(Interface dataset entries)
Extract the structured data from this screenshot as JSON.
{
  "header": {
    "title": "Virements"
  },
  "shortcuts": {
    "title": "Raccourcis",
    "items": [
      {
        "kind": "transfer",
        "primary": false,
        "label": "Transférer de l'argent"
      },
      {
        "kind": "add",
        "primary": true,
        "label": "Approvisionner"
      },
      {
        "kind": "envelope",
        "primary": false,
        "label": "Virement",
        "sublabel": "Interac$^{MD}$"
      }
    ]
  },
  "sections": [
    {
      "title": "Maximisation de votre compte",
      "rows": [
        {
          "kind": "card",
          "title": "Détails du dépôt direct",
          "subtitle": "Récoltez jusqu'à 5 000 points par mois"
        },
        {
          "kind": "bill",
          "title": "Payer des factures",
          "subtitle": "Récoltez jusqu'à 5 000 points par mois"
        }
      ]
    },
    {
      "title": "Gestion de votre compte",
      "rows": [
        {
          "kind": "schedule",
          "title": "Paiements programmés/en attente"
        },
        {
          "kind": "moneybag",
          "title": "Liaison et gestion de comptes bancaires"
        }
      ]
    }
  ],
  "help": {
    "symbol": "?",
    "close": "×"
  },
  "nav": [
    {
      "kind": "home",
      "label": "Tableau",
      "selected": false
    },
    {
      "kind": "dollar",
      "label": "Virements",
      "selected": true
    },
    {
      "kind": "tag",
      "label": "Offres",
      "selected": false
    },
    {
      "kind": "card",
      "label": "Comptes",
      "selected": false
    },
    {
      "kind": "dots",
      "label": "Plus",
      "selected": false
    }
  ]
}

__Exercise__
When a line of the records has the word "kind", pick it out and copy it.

__Written response__
        "kind": "transfer",
        "kind": "add",
        "kind": "envelope",
          "kind": "card",
          "kind": "bill",
          "kind": "schedule",
          "kind": "moneybag",
      "kind": "home",
      "kind": "dollar",
      "kind": "tag",
      "kind": "card",
      "kind": "dots",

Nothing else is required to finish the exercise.